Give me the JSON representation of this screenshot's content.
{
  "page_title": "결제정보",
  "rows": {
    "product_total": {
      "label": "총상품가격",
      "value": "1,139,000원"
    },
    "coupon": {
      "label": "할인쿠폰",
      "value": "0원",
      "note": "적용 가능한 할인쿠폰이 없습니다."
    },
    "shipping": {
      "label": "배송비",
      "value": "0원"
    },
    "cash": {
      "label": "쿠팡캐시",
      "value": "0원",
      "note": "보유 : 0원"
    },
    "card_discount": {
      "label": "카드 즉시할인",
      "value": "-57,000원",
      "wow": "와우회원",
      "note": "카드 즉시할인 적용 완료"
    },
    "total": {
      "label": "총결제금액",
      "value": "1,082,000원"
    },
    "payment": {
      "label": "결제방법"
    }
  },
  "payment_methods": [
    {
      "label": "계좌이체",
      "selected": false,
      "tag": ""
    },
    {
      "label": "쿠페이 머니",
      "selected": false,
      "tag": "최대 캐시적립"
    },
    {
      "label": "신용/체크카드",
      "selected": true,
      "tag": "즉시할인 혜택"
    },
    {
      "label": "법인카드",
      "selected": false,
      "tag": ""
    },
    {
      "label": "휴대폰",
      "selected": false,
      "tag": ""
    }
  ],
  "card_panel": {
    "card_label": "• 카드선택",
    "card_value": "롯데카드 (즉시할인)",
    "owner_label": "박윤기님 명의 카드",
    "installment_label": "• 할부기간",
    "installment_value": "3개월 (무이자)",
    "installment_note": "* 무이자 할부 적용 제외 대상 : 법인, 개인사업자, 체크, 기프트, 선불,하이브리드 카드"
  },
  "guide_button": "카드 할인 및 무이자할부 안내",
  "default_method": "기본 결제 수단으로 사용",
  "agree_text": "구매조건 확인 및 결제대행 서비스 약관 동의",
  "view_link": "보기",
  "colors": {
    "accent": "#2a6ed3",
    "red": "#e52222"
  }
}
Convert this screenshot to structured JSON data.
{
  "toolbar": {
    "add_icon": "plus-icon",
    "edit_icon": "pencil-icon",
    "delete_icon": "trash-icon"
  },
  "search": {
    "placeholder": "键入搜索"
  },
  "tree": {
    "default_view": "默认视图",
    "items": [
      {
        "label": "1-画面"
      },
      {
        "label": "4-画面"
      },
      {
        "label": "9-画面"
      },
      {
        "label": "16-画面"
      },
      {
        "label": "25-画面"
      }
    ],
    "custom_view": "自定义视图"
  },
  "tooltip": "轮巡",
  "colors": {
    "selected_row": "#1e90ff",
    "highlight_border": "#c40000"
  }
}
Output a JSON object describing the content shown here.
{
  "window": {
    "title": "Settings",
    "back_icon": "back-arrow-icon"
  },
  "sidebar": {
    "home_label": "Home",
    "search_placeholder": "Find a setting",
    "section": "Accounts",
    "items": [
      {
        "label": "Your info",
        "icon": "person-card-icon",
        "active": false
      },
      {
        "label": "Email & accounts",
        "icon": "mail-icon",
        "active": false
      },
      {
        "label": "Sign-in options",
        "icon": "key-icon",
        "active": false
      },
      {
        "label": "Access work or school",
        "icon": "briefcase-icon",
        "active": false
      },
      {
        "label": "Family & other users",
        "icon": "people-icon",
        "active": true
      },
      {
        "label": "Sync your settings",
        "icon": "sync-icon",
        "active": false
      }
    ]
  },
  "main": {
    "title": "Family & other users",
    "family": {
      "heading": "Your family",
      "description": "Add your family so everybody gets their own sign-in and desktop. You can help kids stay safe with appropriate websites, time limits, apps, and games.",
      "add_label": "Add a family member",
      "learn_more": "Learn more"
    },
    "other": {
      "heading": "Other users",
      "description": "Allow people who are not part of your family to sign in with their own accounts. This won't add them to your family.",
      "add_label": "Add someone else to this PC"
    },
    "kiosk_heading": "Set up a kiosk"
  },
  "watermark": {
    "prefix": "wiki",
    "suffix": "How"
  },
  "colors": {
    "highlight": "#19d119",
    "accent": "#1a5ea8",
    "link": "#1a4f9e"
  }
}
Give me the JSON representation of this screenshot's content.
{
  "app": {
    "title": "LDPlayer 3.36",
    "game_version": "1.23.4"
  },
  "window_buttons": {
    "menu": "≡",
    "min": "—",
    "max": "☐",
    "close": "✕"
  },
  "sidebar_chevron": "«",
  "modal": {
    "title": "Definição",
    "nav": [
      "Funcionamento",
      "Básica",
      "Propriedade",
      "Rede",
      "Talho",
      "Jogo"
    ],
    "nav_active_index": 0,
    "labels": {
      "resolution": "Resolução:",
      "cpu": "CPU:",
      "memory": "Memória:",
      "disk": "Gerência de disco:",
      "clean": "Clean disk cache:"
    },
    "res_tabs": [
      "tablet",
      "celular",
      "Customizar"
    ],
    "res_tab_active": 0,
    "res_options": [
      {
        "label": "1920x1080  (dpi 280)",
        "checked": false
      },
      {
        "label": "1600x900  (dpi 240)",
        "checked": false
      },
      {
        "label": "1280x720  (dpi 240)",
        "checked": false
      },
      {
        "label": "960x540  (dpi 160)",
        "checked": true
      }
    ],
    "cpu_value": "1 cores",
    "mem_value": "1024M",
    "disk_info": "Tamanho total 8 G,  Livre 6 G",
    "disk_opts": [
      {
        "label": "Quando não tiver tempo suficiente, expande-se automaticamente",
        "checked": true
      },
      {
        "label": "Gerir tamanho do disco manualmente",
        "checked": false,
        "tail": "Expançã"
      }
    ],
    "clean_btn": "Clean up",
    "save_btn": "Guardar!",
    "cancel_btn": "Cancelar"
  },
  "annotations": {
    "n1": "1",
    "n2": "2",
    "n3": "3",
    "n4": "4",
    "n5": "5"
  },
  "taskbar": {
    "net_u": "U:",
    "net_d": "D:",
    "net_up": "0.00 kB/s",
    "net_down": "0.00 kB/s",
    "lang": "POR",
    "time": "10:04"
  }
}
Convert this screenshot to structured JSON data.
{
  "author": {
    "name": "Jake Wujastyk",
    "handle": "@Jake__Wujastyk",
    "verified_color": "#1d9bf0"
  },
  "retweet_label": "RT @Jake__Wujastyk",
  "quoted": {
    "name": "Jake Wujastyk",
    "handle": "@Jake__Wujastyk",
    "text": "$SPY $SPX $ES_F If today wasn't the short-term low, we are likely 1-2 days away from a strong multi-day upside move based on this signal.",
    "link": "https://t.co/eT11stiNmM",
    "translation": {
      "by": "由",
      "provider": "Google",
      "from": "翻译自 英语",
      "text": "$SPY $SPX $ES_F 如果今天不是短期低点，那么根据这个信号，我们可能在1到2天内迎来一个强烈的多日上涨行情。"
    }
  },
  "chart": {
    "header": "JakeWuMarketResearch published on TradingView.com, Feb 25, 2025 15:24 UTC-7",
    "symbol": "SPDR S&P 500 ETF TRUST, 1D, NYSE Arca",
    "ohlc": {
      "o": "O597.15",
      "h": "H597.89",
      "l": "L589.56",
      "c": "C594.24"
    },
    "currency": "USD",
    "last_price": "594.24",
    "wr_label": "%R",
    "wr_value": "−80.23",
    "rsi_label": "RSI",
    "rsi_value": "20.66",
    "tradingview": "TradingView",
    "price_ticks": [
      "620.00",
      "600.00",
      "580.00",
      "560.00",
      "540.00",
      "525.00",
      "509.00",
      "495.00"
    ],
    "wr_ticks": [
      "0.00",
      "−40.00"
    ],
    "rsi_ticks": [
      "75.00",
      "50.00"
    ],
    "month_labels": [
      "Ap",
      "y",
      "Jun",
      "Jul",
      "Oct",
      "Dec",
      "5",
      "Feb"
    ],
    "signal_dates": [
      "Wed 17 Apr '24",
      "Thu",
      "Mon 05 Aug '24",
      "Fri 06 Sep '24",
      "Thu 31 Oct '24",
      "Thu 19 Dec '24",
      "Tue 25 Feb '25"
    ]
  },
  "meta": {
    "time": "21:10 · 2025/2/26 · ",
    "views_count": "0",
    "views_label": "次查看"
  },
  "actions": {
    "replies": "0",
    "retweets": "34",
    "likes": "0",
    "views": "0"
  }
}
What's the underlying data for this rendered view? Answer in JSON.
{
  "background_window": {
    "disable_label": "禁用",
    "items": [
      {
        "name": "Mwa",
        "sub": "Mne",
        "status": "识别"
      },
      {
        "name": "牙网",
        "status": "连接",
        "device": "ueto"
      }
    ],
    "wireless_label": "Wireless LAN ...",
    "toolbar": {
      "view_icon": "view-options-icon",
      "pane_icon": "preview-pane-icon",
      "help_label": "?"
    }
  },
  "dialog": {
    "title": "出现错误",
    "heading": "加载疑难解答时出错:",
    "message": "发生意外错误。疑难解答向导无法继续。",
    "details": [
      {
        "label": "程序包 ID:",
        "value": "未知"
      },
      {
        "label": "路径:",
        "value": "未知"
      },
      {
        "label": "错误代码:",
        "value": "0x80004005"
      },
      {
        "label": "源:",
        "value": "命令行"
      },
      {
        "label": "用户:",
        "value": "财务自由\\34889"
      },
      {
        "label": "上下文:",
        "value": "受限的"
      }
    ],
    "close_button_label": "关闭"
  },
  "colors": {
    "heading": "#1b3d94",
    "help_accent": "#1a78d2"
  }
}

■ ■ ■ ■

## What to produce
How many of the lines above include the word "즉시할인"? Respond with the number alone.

## Exercise solution
4